Loitering and Prowling
Loitering and Prowling statutes give law enforcement officers broad discretion
to enforce these offenses. Remaining in one place for an unusual amount
of time compared to a "law-abiding individual," along with circumstances
that would give rise to a reasonable alarm or concern for persons or property,
such as running from law enforcement, can be the base for a Loitering
and Prowling accusation. Florida law includes heavy fines and severe criminal
penalties, including potential mandatory/minimum sentences of up to 25
years and maximum potential sentences of up to LIFE. Mr. Petruzzi has
represented numerous individuals charged with, or under investigation
for, Loitering and Prowling offenses by State authorities. His experience
and knowledge serves as an invaluable asset to his clients.
To arrange for a free and confidential consultation with respect to any
State Loitering and Prowling offense, contact our office at (305)-770-6550.
For complete details about Mr. Petruzzi's background, expertise, and
Florida Loitering and Prowling offenses are investigated and prosecuted
by various State and Local law enforcement agencies.

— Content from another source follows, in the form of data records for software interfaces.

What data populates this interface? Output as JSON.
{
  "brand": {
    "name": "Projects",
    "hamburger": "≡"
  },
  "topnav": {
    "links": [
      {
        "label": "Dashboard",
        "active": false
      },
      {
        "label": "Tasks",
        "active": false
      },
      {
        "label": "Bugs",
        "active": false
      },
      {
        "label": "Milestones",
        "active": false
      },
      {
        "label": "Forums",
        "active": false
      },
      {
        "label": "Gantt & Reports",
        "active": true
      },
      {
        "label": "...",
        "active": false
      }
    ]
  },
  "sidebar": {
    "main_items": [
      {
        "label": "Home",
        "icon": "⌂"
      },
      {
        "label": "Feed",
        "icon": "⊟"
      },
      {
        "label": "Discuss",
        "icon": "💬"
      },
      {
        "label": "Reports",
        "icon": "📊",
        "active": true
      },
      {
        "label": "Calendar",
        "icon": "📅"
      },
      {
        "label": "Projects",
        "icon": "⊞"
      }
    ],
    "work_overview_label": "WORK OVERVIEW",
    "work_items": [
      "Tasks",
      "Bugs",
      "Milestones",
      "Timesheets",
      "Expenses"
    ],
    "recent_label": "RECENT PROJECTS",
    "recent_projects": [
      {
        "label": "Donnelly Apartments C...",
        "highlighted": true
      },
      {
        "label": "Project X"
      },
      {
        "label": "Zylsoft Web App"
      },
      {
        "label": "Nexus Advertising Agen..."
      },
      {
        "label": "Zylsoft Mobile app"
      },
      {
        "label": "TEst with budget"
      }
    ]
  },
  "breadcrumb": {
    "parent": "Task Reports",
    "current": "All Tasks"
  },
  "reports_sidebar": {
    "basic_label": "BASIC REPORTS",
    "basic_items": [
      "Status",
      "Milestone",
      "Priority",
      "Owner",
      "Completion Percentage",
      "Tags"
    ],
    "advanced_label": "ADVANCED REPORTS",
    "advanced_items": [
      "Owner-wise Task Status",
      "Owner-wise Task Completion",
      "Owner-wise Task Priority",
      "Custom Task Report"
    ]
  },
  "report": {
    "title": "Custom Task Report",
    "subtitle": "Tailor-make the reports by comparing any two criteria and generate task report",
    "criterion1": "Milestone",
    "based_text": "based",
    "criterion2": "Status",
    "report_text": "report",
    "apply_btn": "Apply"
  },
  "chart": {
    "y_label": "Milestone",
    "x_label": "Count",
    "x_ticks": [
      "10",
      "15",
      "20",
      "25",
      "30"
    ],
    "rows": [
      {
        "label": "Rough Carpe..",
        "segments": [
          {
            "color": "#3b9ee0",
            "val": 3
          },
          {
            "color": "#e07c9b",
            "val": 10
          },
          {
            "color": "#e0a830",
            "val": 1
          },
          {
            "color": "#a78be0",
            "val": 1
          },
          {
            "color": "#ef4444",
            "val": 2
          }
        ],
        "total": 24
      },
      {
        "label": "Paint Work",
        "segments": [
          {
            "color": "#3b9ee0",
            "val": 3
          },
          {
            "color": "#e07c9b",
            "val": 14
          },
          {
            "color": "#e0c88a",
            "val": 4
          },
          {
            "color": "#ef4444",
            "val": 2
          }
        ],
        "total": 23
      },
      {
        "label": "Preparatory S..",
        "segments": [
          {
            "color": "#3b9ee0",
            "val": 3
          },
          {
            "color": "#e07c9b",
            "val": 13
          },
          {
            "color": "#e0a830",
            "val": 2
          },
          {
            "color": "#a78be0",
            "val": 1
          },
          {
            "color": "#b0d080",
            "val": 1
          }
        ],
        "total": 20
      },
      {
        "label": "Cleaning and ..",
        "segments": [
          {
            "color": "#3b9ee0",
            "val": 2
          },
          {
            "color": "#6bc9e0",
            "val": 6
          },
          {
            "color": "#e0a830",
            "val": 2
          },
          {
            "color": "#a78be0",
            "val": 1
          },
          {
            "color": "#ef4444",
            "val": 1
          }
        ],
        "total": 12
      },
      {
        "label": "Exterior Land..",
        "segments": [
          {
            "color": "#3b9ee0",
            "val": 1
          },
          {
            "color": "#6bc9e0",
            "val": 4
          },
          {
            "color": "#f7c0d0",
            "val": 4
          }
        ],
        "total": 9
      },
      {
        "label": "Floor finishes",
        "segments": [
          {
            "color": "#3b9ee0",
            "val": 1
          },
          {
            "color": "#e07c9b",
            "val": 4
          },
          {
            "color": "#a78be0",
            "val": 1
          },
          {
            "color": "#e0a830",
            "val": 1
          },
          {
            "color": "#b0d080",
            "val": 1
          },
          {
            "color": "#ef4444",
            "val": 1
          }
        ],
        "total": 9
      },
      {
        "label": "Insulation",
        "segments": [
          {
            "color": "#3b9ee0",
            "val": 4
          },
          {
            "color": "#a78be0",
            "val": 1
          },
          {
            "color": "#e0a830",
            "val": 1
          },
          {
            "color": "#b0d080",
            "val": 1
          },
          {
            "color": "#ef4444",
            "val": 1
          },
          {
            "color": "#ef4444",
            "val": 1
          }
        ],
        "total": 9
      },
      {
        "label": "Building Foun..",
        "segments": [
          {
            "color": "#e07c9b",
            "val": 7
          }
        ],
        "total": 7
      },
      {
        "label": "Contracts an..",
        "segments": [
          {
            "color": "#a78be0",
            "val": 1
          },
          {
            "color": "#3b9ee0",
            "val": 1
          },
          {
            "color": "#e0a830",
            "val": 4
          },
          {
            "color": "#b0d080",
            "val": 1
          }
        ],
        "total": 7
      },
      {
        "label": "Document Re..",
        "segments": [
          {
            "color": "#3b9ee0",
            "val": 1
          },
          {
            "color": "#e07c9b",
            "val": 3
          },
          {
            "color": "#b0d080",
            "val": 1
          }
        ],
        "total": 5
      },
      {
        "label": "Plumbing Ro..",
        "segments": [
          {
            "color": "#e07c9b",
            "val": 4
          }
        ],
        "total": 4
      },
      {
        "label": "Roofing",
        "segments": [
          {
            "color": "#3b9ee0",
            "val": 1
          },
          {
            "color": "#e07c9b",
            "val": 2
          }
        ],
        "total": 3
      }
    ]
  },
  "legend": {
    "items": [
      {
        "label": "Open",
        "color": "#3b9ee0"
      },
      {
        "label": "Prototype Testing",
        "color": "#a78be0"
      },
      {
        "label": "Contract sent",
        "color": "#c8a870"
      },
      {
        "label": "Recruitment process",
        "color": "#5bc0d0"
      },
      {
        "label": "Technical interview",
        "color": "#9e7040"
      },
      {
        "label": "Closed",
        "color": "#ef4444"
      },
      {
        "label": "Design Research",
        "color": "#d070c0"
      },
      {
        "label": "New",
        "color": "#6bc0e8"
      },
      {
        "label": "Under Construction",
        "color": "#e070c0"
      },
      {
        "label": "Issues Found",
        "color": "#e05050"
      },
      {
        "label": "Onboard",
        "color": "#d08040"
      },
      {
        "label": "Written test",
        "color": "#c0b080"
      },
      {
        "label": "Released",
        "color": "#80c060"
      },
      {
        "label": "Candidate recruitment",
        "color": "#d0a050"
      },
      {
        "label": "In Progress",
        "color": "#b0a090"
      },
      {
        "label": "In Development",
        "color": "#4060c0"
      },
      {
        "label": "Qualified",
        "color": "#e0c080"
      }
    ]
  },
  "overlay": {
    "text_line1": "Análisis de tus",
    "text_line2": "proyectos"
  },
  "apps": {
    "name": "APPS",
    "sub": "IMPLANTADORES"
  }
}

Some common Florida
Statutes criminalizing Loitering and Prowling include:
856.021 Loitering or prowling; penalty.—
(1) It is unlawful for any person to loiter or prowl in a place, at a time
or in a manner not usual for law-abiding individuals, under circumstances
that warrant a justifiable and reasonable alarm or immediate concern for
the safety of persons or property in the vicinity.
(2) Among the circumstances which may be considered in determining whether
such alarm or immediate concern is warranted is the fact that the person
takes flight upon appearance of a law enforcement officer, refuses to
identify himself or herself, or manifestly endeavors to conceal himself
or herself or any object. Unless flight by the person or other circumstance
makes it impracticable, a law enforcement officer shall, prior to any
arrest for an offense under this section, afford the person an opportunity
to dispel any alarm or immediate concern which would otherwise be warranted
by requesting the person to identify himself or herself and explain his
or her presence and conduct. No person shall be convicted of an offense
under this section if the law enforcement officer did not comply with
this procedure or if it appears at trial that the explanation given by
the person is true and, if believed by the officer at the time, would
have dispelled the alarm or immediate concern.
(3) Any person violating the provisions of this section shall be guilty
of a misdemeanor of the second degree, punishable as provided in s.
775.082 or s.